▶ **Work item**:
Only the lines with "What" in the entries below belong in the answer; please copy them.
------ Provided data ------
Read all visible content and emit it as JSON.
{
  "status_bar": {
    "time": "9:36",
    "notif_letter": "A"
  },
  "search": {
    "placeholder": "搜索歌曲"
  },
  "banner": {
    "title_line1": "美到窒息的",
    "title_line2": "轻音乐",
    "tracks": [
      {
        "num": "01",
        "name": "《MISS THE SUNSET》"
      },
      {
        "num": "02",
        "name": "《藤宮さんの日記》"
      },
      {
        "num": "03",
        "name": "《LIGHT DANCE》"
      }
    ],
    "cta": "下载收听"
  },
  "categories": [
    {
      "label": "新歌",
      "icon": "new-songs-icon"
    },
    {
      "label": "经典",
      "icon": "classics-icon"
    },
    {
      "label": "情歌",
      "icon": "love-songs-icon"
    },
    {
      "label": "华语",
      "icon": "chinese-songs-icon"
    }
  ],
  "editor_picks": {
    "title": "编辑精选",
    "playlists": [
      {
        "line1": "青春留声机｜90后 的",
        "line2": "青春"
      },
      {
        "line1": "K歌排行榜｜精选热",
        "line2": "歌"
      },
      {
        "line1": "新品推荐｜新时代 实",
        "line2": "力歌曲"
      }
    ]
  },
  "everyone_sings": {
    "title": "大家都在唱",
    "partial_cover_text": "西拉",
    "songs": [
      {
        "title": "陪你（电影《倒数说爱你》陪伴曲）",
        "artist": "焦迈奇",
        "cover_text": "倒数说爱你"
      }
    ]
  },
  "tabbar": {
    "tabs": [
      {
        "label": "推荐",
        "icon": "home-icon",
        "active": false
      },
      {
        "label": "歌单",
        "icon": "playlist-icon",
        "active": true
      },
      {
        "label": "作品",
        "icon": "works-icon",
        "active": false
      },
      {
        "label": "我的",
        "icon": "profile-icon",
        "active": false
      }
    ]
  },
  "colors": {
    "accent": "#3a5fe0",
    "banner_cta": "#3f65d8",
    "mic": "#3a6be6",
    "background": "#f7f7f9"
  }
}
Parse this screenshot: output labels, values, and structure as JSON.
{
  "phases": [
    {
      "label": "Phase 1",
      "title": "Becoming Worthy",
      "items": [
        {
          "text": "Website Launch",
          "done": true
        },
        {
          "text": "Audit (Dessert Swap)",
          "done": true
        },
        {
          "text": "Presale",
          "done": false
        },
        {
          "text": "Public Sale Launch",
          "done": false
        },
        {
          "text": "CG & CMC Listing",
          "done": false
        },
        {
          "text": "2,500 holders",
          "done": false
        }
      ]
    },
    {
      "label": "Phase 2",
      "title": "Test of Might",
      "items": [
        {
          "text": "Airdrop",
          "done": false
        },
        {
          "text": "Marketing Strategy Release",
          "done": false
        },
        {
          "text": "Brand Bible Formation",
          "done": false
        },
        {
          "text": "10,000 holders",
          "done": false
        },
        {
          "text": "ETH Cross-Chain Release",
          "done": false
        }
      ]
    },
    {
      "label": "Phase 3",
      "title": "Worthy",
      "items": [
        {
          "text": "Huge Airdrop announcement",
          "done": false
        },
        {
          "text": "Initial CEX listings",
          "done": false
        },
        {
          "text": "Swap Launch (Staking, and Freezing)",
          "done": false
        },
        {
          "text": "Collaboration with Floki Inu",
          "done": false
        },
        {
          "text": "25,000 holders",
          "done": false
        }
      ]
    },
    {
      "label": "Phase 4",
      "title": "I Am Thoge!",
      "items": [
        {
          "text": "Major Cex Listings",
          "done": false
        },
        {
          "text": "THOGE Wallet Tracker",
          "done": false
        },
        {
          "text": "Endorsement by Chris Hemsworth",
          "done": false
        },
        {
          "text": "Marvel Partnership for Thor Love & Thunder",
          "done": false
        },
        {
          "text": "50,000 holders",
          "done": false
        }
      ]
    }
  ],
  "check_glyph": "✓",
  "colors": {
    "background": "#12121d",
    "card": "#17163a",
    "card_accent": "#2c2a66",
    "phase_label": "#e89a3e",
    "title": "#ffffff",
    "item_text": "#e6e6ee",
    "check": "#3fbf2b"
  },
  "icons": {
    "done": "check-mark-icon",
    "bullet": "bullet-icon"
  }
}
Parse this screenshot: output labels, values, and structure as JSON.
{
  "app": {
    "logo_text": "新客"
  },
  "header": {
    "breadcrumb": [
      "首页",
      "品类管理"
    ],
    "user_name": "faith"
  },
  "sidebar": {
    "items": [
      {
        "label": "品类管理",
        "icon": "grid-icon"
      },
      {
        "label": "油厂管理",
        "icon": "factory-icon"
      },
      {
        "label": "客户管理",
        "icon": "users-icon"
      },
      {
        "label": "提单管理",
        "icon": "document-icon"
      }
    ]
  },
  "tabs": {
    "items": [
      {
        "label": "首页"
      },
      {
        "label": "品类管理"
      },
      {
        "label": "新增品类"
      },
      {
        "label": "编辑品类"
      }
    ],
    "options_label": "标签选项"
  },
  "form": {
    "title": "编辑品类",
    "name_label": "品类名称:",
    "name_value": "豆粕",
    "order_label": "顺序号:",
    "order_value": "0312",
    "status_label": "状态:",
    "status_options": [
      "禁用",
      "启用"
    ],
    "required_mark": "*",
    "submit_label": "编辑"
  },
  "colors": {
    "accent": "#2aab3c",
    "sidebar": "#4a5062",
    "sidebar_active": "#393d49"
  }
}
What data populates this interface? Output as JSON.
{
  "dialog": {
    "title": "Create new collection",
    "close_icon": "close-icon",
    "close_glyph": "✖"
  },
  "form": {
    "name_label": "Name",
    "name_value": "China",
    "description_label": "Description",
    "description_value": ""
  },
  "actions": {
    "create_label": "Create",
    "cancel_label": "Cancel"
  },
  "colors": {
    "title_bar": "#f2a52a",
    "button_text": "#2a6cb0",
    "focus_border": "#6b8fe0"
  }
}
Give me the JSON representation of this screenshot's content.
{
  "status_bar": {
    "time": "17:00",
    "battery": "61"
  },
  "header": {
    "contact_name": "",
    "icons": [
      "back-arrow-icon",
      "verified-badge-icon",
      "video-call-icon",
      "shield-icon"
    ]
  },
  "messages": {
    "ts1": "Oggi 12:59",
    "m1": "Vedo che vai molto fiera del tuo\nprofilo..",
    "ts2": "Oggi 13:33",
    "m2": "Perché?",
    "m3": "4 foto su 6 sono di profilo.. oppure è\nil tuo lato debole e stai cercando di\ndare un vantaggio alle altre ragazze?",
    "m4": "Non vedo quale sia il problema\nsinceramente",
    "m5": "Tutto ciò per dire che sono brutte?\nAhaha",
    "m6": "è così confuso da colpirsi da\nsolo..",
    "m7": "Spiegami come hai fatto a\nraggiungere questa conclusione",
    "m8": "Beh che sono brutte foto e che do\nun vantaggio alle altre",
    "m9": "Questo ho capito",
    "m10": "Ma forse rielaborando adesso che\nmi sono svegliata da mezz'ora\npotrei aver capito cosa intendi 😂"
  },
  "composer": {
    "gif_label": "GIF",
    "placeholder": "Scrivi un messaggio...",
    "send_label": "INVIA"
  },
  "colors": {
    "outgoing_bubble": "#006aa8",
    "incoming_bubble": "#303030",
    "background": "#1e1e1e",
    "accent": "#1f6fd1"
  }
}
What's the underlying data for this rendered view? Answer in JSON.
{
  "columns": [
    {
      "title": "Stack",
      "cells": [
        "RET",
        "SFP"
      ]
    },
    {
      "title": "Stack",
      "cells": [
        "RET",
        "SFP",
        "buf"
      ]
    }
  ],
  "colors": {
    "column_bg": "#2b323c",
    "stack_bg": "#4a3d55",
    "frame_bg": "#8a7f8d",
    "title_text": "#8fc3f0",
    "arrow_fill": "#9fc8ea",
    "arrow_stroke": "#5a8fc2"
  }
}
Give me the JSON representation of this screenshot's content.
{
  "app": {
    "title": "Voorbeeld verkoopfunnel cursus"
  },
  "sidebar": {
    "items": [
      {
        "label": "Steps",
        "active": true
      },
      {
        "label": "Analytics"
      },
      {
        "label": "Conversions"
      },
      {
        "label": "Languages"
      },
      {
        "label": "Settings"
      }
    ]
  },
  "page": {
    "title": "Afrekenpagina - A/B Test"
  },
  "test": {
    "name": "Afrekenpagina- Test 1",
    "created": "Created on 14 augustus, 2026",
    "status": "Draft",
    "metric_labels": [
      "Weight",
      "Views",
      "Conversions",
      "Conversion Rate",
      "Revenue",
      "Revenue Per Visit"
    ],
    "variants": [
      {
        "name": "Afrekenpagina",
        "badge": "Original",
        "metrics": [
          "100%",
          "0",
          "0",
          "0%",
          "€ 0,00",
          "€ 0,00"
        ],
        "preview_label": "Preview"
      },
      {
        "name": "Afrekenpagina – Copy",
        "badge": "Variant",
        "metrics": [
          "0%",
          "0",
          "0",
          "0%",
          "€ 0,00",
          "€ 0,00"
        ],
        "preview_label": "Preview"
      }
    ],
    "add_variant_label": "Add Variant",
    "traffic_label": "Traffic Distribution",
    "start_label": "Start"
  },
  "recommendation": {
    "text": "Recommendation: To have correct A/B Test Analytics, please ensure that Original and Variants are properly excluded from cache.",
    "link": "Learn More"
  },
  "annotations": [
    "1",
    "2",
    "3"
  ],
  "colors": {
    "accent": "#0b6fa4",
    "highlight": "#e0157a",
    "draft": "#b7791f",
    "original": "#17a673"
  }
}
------
▶ **Completed task**:
What data populates this interface? Output as JSON.
What's the underlying data for this rendered view? Answer in JSON.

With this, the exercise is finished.